*** The input ***
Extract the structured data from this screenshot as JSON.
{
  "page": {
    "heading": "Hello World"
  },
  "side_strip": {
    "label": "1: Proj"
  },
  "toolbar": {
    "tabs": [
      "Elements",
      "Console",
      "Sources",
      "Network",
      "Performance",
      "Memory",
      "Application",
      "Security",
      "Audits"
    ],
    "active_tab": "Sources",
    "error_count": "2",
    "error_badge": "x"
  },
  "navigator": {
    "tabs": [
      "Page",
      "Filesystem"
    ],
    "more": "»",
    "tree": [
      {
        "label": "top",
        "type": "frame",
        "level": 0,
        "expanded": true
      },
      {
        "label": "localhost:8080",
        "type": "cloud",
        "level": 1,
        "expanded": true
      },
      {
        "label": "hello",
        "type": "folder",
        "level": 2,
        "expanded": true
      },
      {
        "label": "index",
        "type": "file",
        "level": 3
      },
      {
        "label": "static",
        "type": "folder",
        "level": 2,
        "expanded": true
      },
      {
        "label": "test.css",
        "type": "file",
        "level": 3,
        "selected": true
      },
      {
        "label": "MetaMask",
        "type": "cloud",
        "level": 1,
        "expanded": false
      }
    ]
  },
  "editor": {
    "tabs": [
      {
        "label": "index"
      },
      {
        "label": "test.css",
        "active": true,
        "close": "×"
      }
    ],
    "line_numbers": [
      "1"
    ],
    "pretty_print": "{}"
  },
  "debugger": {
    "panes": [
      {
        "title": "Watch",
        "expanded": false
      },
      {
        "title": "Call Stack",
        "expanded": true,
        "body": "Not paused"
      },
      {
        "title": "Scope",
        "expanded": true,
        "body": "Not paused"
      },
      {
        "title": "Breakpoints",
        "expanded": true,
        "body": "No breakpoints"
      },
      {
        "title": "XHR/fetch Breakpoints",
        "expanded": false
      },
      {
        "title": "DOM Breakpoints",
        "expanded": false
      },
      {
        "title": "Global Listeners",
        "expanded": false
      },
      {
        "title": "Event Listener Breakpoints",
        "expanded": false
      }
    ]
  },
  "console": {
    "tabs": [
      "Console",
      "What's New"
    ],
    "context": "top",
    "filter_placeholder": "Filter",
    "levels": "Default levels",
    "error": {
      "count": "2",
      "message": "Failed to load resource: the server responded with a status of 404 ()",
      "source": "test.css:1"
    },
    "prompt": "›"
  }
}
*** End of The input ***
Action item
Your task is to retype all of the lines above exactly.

Output
Extract the structured data from this screenshot as JSON.
{
  "page": {
    "heading": "Hello World"
  },
  "side_strip": {
    "label": "1: Proj"
  },
  "toolbar": {
    "tabs": [
      "Elements",
      "Console",
      "Sources",
      "Network",
      "Performance",
      "Memory",
      "Application",
      "Security",
      "Audits"
    ],
    "active_tab": "Sources",
    "error_count": "2",
    "error_badge": "x"
  },
  "navigator": {
    "tabs": [
      "Page",
      "Filesystem"
    ],
    "more": "»",
    "tree": [
      {
        "label": "top",
        "type": "frame",
        "level": 0,
        "expanded": true
      },
      {
        "label": "localhost:8080",
        "type": "cloud",
        "level": 1,
        "expanded": true
      },
      {
        "label": "hello",
        "type": "folder",
        "level": 2,
        "expanded": true
      },
      {
        "label": "index",
        "type": "file",
        "level": 3
      },
      {
        "label": "static",
        "type": "folder",
        "level": 2,
        "expanded": true
      },
      {
        "label": "test.css",
        "type": "file",
        "level": 3,
        "selected": true
      },
      {
        "label": "MetaMask",
        "type": "cloud",
        "level": 1,
        "expanded": false
      }
    ]
  },
  "editor": {
    "tabs": [
      {
        "label": "index"
      },
      {
        "label": "test.css",
        "active": true,
        "close": "×"
      }
    ],
    "line_numbers": [
      "1"
    ],
    "pretty_print": "{}"
  },
  "debugger": {
    "panes": [
      {
        "title": "Watch",
        "expanded": false
      },
      {
        "title": "Call Stack",
        "expanded": true,
        "body": "Not paused"
      },
      {
        "title": "Scope",
        "expanded": true,
        "body": "Not paused"
      },
      {
        "title": "Breakpoints",
        "expanded": true,
        "body": "No breakpoints"
      },
      {
        "title": "XHR/fetch Breakpoints",
        "expanded": false
      },
      {
        "title": "DOM Breakpoints",
        "expanded": false
      },
      {
        "title": "Global Listeners",
        "expanded": false
      },
      {
        "title": "Event Listener Breakpoints",
        "expanded": false
      }
    ]
  },
  "console": {
    "tabs": [
      "Console",
      "What's New"
    ],
    "context": "top",
    "filter_placeholder": "Filter",
    "levels": "Default levels",
    "error": {
      "count": "2",
      "message": "Failed to load resource: the server responded with a status of 404 ()",
      "source": "test.css:1"
    },
    "prompt": "›"
  }
}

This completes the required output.